From my view I can see each individual tear that drips from his face and I ached to go to him, to tell him that I will measure his time if he wants me to, that I will be his mother, father, brother, friend... Whatever he needs I will be if it eases his pain just the slightest. But I wait for him to tell me when he's ready to accept my help without feeling forced to do so, without resentment that I want to take Naomi's place. Maybe waiting seems cruel, but I want to do this right. I have to get it right. I think in time it will define who we are and what we are to each other.
Patience has never been my long suit. I am, pardon the trite expression, a man of action. That was dictated to me by my father whose every minute was apparently too valuable to waste on sitting around and enjoying the things in life that take time: a child's first play or speech or even a son's first winning football game. I thank the fates, heavens, whoever, that sent Blair Sandburg my way to teach me that time rarely matters; only love. So, even though my leg muscles are jumping in anticipation and my eyes are already moist with sympathetic tears, I hold my position. I wait.

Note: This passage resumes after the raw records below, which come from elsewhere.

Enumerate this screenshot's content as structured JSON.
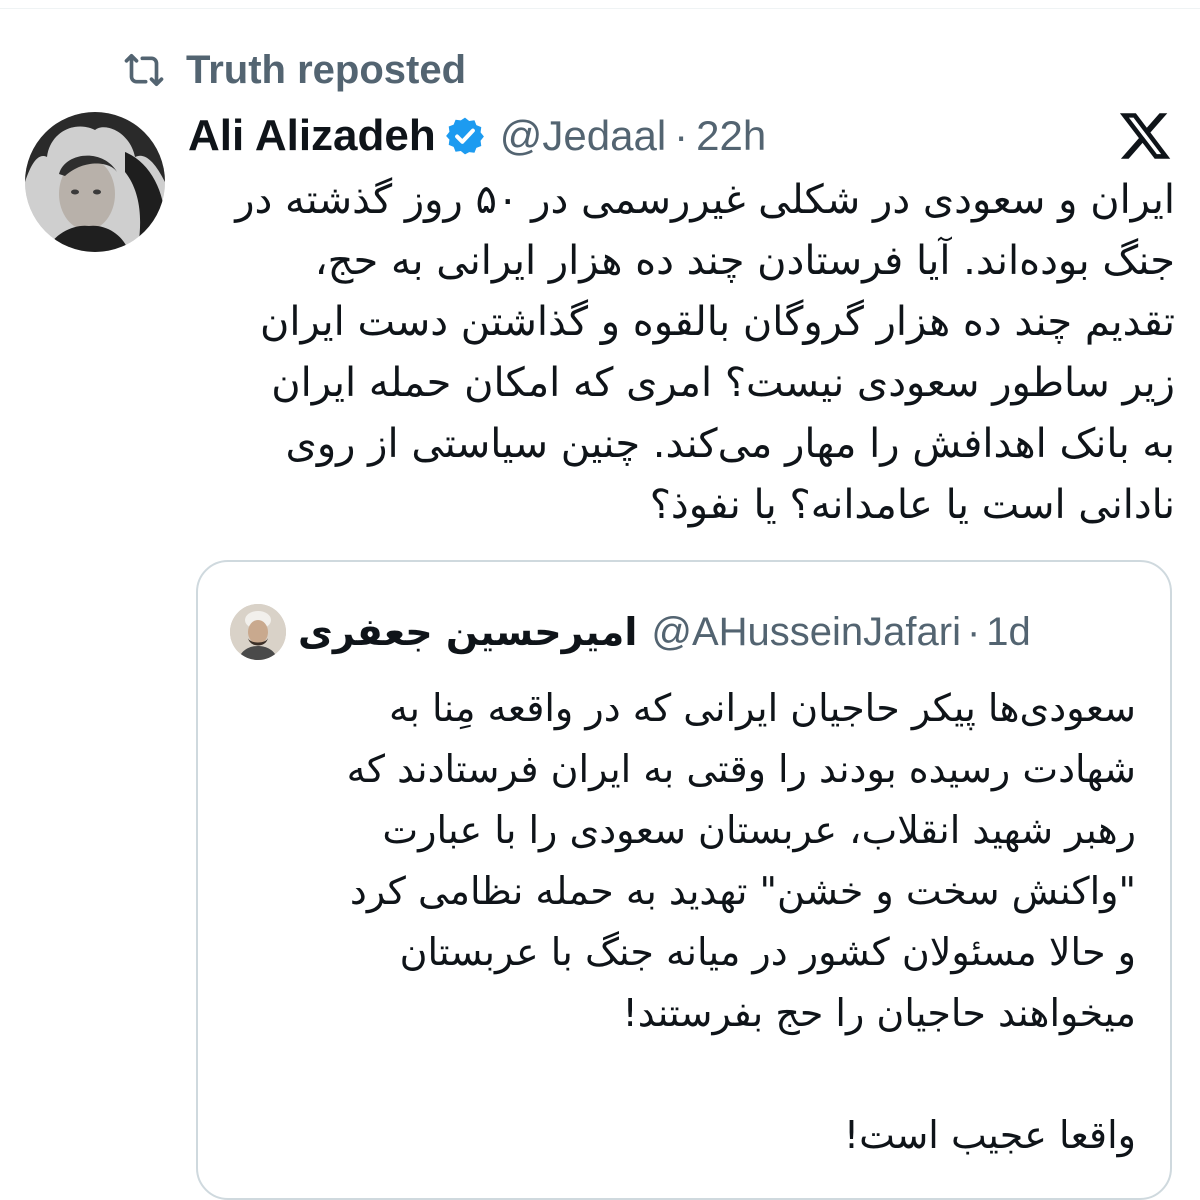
{
  "repost": {
    "label": "Truth reposted",
    "icon": "repost-icon"
  },
  "tweet": {
    "display_name": "Ali Alizadeh",
    "handle": "@Jedaal",
    "separator": "·",
    "time": "22h",
    "verified_color": "#1d9bf0",
    "lines": [
      "ایران و سعودی در شکلی غیررسمی در ۵۰ روز گذشته در",
      "جنگ بوده‌اند. آیا فرستادن چند ده هزار ایرانی به حج،",
      "تقدیم چند ده هزار گروگان بالقوه و گذاشتن دست ایران",
      "زیر ساطور سعودی نیست؟ امری که امکان حمله ایران",
      "به بانک اهدافش را مهار می‌کند. چنین سیاستی از روی",
      "نادانی است یا عامدانه؟ یا نفوذ؟"
    ]
  },
  "quote": {
    "display_name": "امیرحسین جعفری",
    "handle": "@AHusseinJafari",
    "separator": "·",
    "time": "1d",
    "lines": [
      "سعودی‌ها پیکر حاجیان ایرانی که در واقعه مِنا به",
      "شهادت رسیده بودند را وقتی به ایران فرستادند که",
      "رهبر شهید انقلاب، عربستان سعودی را با عبارت",
      "\"واکنش سخت و خشن\" تهدید به حمله نظامی کرد",
      "و حالا مسئولان کشور در میانه جنگ با عربستان",
      "میخواهند حاجیان را حج بفرستند!"
    ],
    "last_line": "واقعا عجیب است!"
  },
  "colors": {
    "text": "#0f1419",
    "secondary": "#536471",
    "border": "#cfd9de",
    "accent": "#1d9bf0"
  }
}
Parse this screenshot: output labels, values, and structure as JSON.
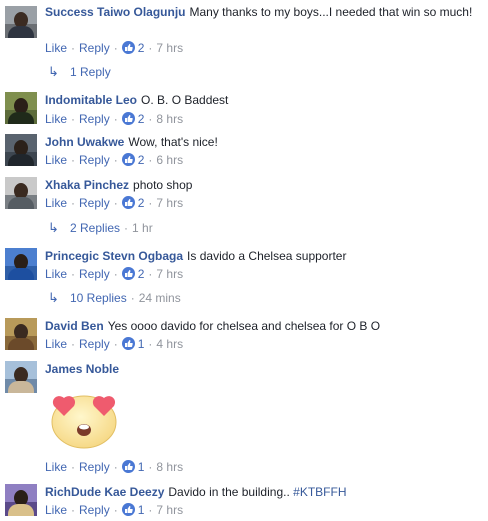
{
  "labels": {
    "like": "Like",
    "reply": "Reply",
    "sep": "·"
  },
  "comments": [
    {
      "author": "Success Taiwo Olagunju",
      "text": "Many thanks to my boys...I needed that win so much!",
      "likes": "2",
      "time": "7 hrs",
      "replies": "1 Reply",
      "replies_time": ""
    },
    {
      "author": "Indomitable Leo",
      "text": "O. B. O Baddest",
      "likes": "2",
      "time": "8 hrs"
    },
    {
      "author": "John Uwakwe",
      "text": "Wow, that's nice!",
      "likes": "2",
      "time": "6 hrs"
    },
    {
      "author": "Xhaka Pinchez",
      "text": "photo shop",
      "likes": "2",
      "time": "7 hrs",
      "replies": "2 Replies",
      "replies_time": "1 hr"
    },
    {
      "author": "Princegic Stevn Ogbaga",
      "text": "Is davido a Chelsea supporter",
      "likes": "2",
      "time": "7 hrs",
      "replies": "10 Replies",
      "replies_time": "24 mins"
    },
    {
      "author": "David Ben",
      "text": "Yes oooo davido for chelsea and chelsea for O B O",
      "likes": "1",
      "time": "4 hrs"
    },
    {
      "author": "James Noble",
      "text": "",
      "likes": "1",
      "time": "8 hrs",
      "sticker": "heart-eyes-emoji"
    },
    {
      "author": "RichDude Kae Deezy",
      "text": "Davido in the building..",
      "hashtag": "#KTBFFH",
      "likes": "1",
      "time": "7 hrs"
    }
  ],
  "colors": {
    "link": "#365899",
    "action": "#4267b2",
    "muted": "#90949c",
    "like_badge": "#4a78d4"
  }
}
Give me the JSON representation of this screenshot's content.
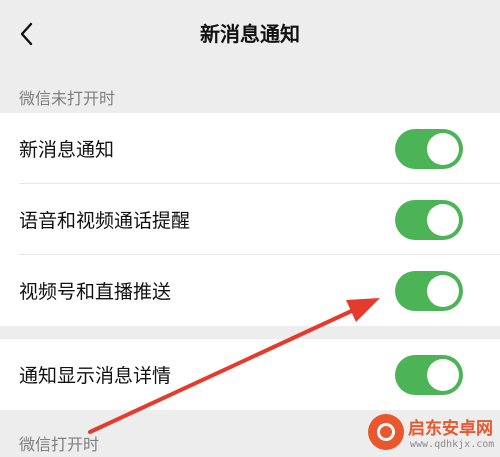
{
  "header": {
    "title": "新消息通知",
    "back_icon": "chevron-left-icon"
  },
  "sections": [
    {
      "label": "微信未打开时",
      "rows": [
        {
          "label": "新消息通知",
          "on": true
        },
        {
          "label": "语音和视频通话提醒",
          "on": true
        },
        {
          "label": "视频号和直播推送",
          "on": true
        }
      ]
    },
    {
      "rows": [
        {
          "label": "通知显示消息详情",
          "on": true
        }
      ]
    },
    {
      "label": "微信打开时"
    }
  ],
  "colors": {
    "toggle_on": "#4cb356",
    "arrow": "#e53b2c",
    "background": "#ededed"
  },
  "watermark": {
    "title": "启东安卓网",
    "url": "www.qdhkjx.com"
  }
}
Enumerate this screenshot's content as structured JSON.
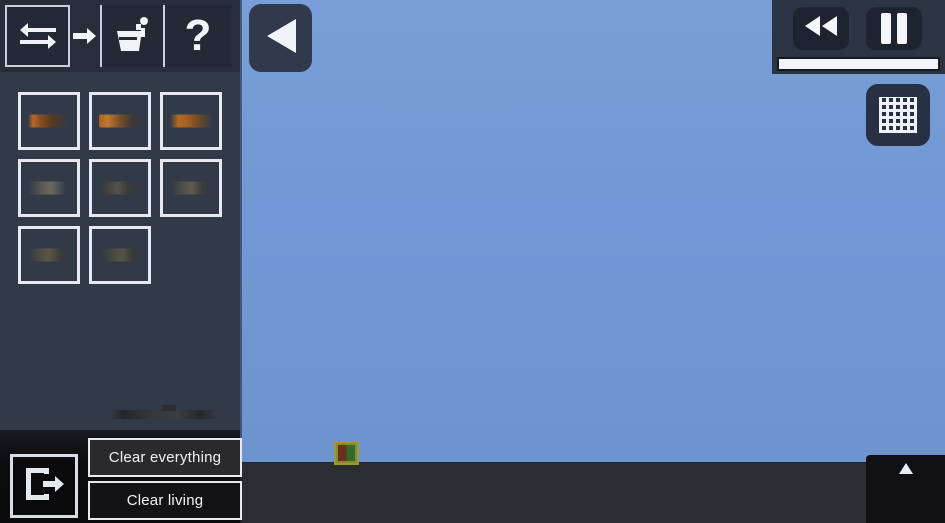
{
  "app": {
    "title": "Sandbox Game Editor",
    "colors": {
      "sky": "#7198d4",
      "ground": "#2b2d31",
      "sidebar": "#333a47",
      "toolbar": "#272e3a",
      "accent_white": "#f2f4f8",
      "button_dark": "#1d232f",
      "crate_yellow": "#8a8a2e"
    }
  },
  "toolbar": {
    "buttons": [
      {
        "name": "swap-tool",
        "icon": "swap-arrows-icon",
        "label": ""
      },
      {
        "name": "move-tool",
        "icon": "arrow-right-icon",
        "label": ""
      },
      {
        "name": "paint-tool",
        "icon": "paint-bucket-icon",
        "label": ""
      },
      {
        "name": "help-tool",
        "icon": "question-mark-icon",
        "label": "?"
      }
    ],
    "help_glyph": "?"
  },
  "inventory": {
    "slots": [
      {
        "name": "weapon-slot-1",
        "icon": "pistol-icon",
        "style": "gun-a"
      },
      {
        "name": "weapon-slot-2",
        "icon": "submachine-gun-icon",
        "style": "gun-b"
      },
      {
        "name": "weapon-slot-3",
        "icon": "revolver-icon",
        "style": "gun-c"
      },
      {
        "name": "weapon-slot-4",
        "icon": "smg-icon",
        "style": "gun-d"
      },
      {
        "name": "weapon-slot-5",
        "icon": "rifle-icon",
        "style": "gun-e"
      },
      {
        "name": "weapon-slot-6",
        "icon": "shotgun-icon",
        "style": "gun-f"
      },
      {
        "name": "weapon-slot-7",
        "icon": "sniper-rifle-icon",
        "style": "gun-g"
      },
      {
        "name": "weapon-slot-8",
        "icon": "assault-rifle-icon",
        "style": "gun-h"
      }
    ],
    "selected_index": 0
  },
  "sidebar_actions": {
    "exit_icon": "exit-door-icon",
    "clear_everything_label": "Clear everything",
    "clear_living_label": "Clear living"
  },
  "navigation": {
    "back_icon": "back-triangle-icon"
  },
  "playback": {
    "rewind_icon": "rewind-icon",
    "pause_icon": "pause-icon",
    "speed_slider_value": 100
  },
  "viewport": {
    "grid_toggle_icon": "grid-icon",
    "expand_icon": "expand-up-icon",
    "object": {
      "name": "crate-entity",
      "icon": "crate-icon"
    }
  }
}
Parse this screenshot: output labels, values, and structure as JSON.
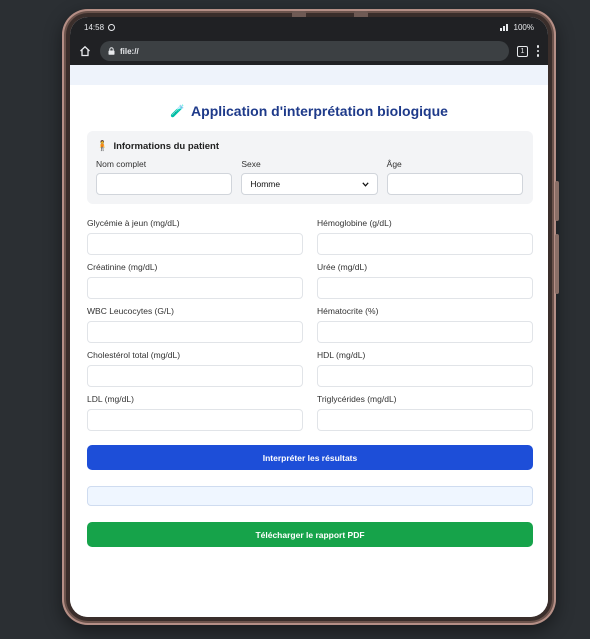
{
  "statusbar": {
    "time": "14:58",
    "battery": "100%"
  },
  "browser": {
    "url": "file://",
    "tab_count": "1"
  },
  "app": {
    "title_icon": "🧪",
    "title": "Application d'interprétation biologique"
  },
  "patient": {
    "icon": "🧍",
    "section_title": "Informations du patient",
    "name_label": "Nom complet",
    "name_value": "",
    "sex_label": "Sexe",
    "sex_value": "Homme",
    "age_label": "Âge",
    "age_value": ""
  },
  "fields": {
    "glycemie": "Glycémie à jeun (mg/dL)",
    "hemoglobine": "Hémoglobine (g/dL)",
    "creatinine": "Créatinine (mg/dL)",
    "uree": "Urée (mg/dL)",
    "wbc": "WBC Leucocytes (G/L)",
    "hematocrite": "Hématocrite (%)",
    "cholesterol": "Cholestérol total (mg/dL)",
    "hdl": "HDL (mg/dL)",
    "ldl": "LDL (mg/dL)",
    "triglycerides": "Triglycérides (mg/dL)"
  },
  "buttons": {
    "interpret": "Interpréter les résultats",
    "pdf": "Télécharger le rapport PDF"
  },
  "colors": {
    "primary": "#1d4ed8",
    "success": "#16a34a",
    "title": "#1e3a8a"
  }
}
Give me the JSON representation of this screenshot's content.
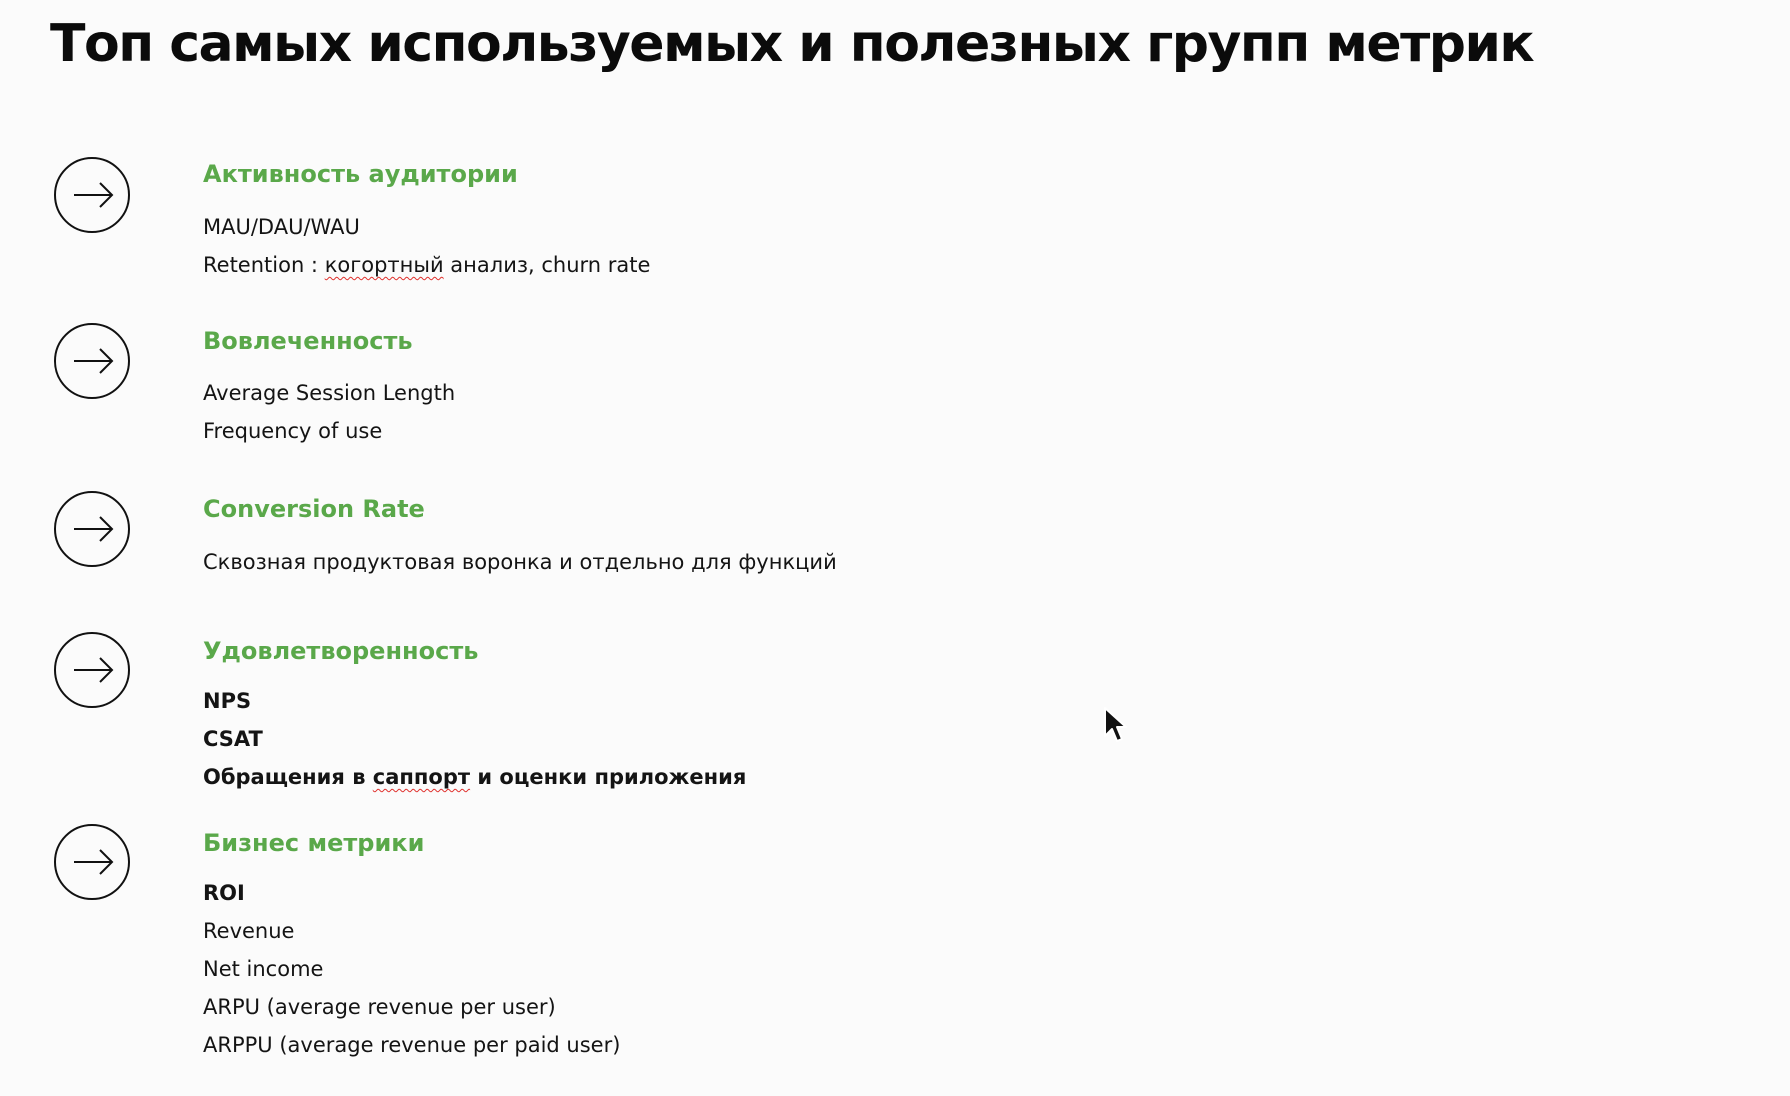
{
  "title": "Топ самых используемых и полезных групп метрик",
  "groups": [
    {
      "icon": "arrow-right-circle-icon",
      "heading": "Активность аудитории",
      "items": [
        {
          "text": "MAU/DAU/WAU"
        },
        {
          "before": "Retention : ",
          "misspelled": "когортный",
          "after": " анализ, churn rate"
        }
      ]
    },
    {
      "icon": "arrow-right-circle-icon",
      "heading": "Вовлеченность",
      "items": [
        {
          "text": "Average Session Length"
        },
        {
          "text": "Frequency of use"
        }
      ]
    },
    {
      "icon": "arrow-right-circle-icon",
      "heading": "Conversion Rate",
      "items": [
        {
          "text": "Сквозная продуктовая воронка и отдельно для функций"
        }
      ]
    },
    {
      "icon": "arrow-right-circle-icon",
      "heading": "Удовлетворенность",
      "items": [
        {
          "text": "NPS"
        },
        {
          "text": "CSAT"
        },
        {
          "before": "Обращения в ",
          "misspelled": "саппорт",
          "after": " и оценки приложения"
        }
      ]
    },
    {
      "icon": "arrow-right-circle-icon",
      "heading": "Бизнес метрики",
      "items": [
        {
          "text": "ROI"
        },
        {
          "text": "Revenue"
        },
        {
          "text": "Net income"
        },
        {
          "text": "ARPU (average revenue per user)"
        },
        {
          "text": "ARPPU (average revenue per paid user)"
        }
      ]
    }
  ],
  "colors": {
    "heading_green": "#5aa84a",
    "spellcheck_red": "#e0302c",
    "text": "#141414"
  },
  "cursor_icon": "mouse-pointer-icon"
}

Until I hear just the softest of pleas. "Jim," he says and in two steps, I am beside him and he crumbles because now I am there to hold him together or pick up the pieces later-- the choice is his; I am only there to serve.
I watch the sunrise. If Blair was awake, he could too because the long night has left us sitting next to the balcony doors. How we came to be sitting on the floor, I don't remember. There had been pacing and talking and some very creative rants as he worked through his pain. It had suddenly hit him that the identity of his father probably died with Naomi and the fury had burned bright, then faded. He discussed how abandoned he felt, how the world seems to have dimmed without her presence. Then he wondered about the mysteries of her life, why she wandered as she did, why a home had never called out to her. Finally, he thought about her, if she still existed on some other plane or level. He asked if I thought she was happy. I replied that probably depended on him since he was her tie to this world now. He laughed and said if that was true, she was probably feeling a bit crappy at the moment.
At some point we had sat, he had leaned against my shoulder, and fallen asleep. Had I? Maybe yes, maybe no. Again, I don't remember. All I know is that he is in a healing slumber and that the arm he leans upon is numb. I shrug and adjust the arm that I can move. He'll awake soon and then I'll worry about the other one.
Yes, I think, as my eyes drift closed, I can wait.